I play two different styles using the no-reload premise:
One is strict no-reload wherein there is no reloading except for a crash or clear glitch; so when the PC dies and that's it. This is what I use for a free-wheeling meta-gaming/powergaming approach in tactical challenges; and in such games I'm mainly just seeing how far I can get before the PC invariably dies to something or other. I do really enjoy the tension to this style of play. But the obvious downside is having to start over a lot
. There's so many ways to die (even without SCS and/or other tactical mods installed).
The other approach I use is so-called 'minimal' reload, which I adopt for my roleplay-intensive journaled games such as the "Let the Fates Decide" game I have going. For this type of game I have made way too much of an investment in journaling and story development to start over if the PC gets killed. But having to live with all the other outcomes definitely increases the tension. For these games I don't meta-game or powergame at all.
So anyway, I have recently been playing strict no-reload using the Candlekeep characters I dreamed up for MP mode. And I'm finding it sort of interesting to note that on the one hand, while I do love the tension of strict no-reload (even including the fun factor of frequently rolling up a new PC party; I use a randomization method for it), on the other hand there is something a bit disconcerting about the dynamics of strict no-reload.
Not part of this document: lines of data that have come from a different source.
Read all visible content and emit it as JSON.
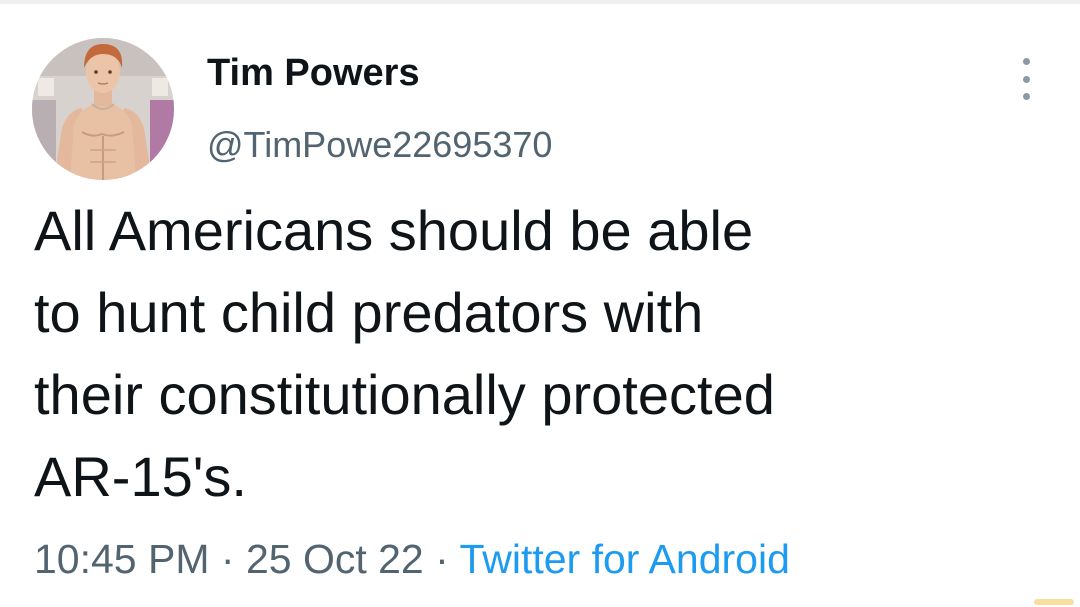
{
  "tweet": {
    "author": {
      "display_name": "Tim Powers",
      "handle": "@TimPowe22695370"
    },
    "text_lines": [
      "All Americans should be able",
      "to hunt child predators with",
      "their constitutionally protected",
      "AR-15's."
    ],
    "time": "10:45 PM",
    "separator": "·",
    "date": "25 Oct 22",
    "source": "Twitter for Android"
  },
  "icons": {
    "more_options": "more-options-icon",
    "avatar": "profile-avatar"
  },
  "colors": {
    "text_primary": "#0f1419",
    "text_secondary": "#536471",
    "link": "#1d9bf0"
  }
}
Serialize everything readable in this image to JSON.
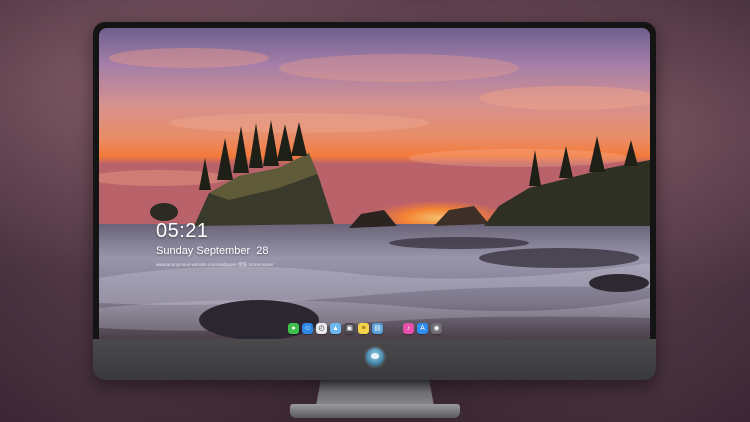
{
  "lock_screen": {
    "time": "05:21",
    "date": "Sunday September  28",
    "subtitle": "www.anonymous-website.com/wallpaper  壁纸  Screensaver"
  },
  "dock": {
    "apps": [
      {
        "name": "messages",
        "color": "#3fbf4d",
        "glyph": "●"
      },
      {
        "name": "finder",
        "color": "#2f88e6",
        "glyph": "☺"
      },
      {
        "name": "clock",
        "color": "#e9e9ec",
        "glyph": "◴"
      },
      {
        "name": "maps",
        "color": "#6bb7f0",
        "glyph": "▲"
      },
      {
        "name": "clapper",
        "color": "#4a4a4e",
        "glyph": "▣"
      },
      {
        "name": "notes",
        "color": "#f5d34a",
        "glyph": "≡"
      },
      {
        "name": "preview",
        "color": "#5aa0d8",
        "glyph": "▤"
      },
      {
        "name": "itunes",
        "color": "#e84fa8",
        "glyph": "♪"
      },
      {
        "name": "app-store",
        "color": "#2f8df0",
        "glyph": "A"
      },
      {
        "name": "screenshot",
        "color": "#6e6e74",
        "glyph": "◉"
      }
    ]
  },
  "colors": {
    "monitor_bezel": "#141414",
    "monitor_chin": "#3f3f41",
    "sunset_orange": "#f0763a"
  }
}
Thus... and this is the main observation I'm throwing out for discussion...
In order to not have to start over incessantly with a strict no-reload approach, you have resort to some pretty extraordinary safety measures to minimize the risks to the PC. "Protect the quarterback" is rule number one to longevity in strict no-reload. And I just can't enjoy playing that way! At least when the PC is a meleer.
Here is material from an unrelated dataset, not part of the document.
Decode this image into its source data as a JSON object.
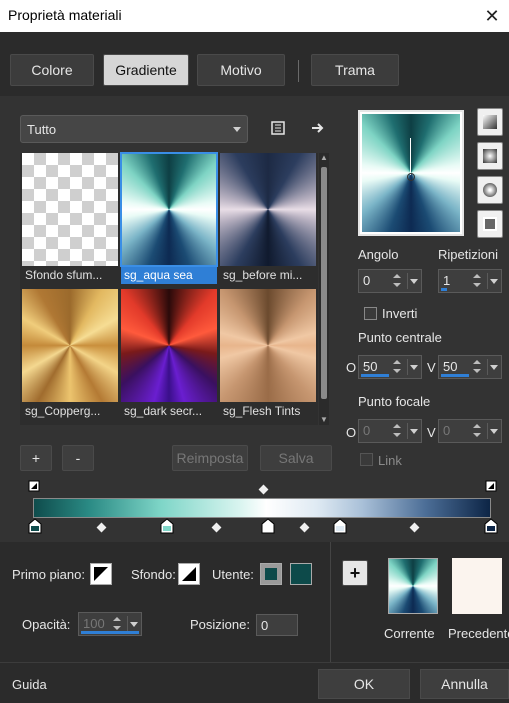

The tactical powergaming approach really needs the tension of the strict no reload rule--at least for my taste. Playing games like that as minimal reload wouldn't give enough tension for me.
What are your thoughts about this? Do you share the sentiment? Have you found a way to reconcile this?
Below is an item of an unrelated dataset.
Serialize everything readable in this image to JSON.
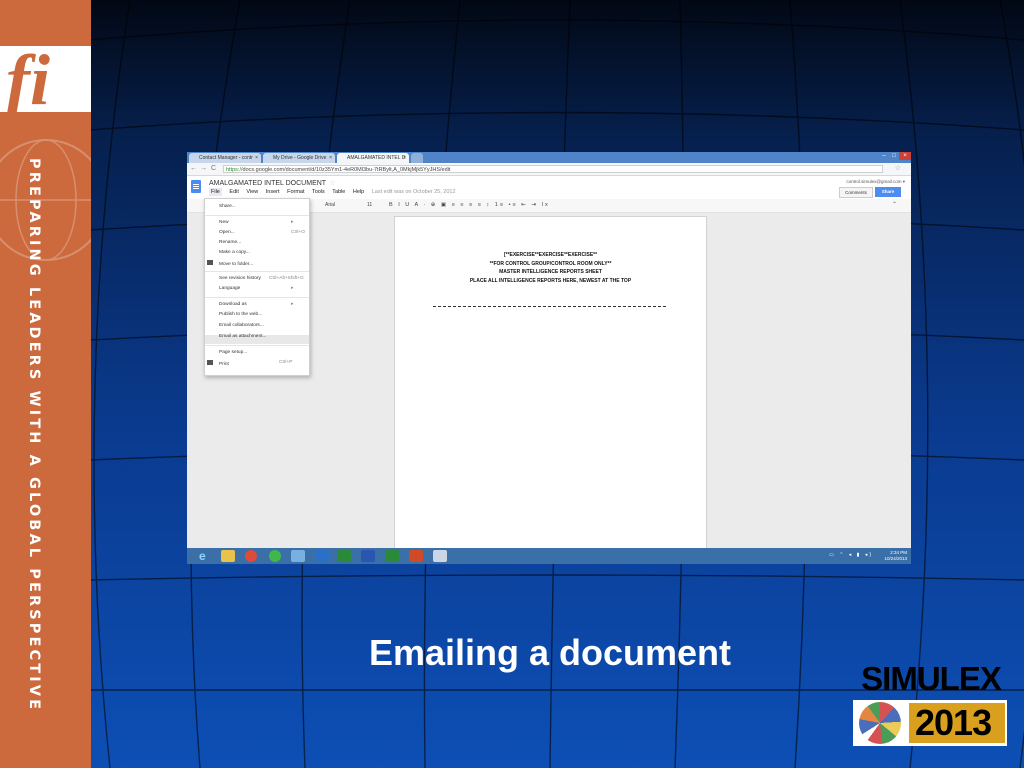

I should probably reemphasize that I'm kind of hooked on using randomization for determining PC and party for tactical challenges, so I never quite know what I'll be running with in terms of class skills for the party.
Any other observation you all have regarding upsides and downsides (as you see them) to no-reload approaches?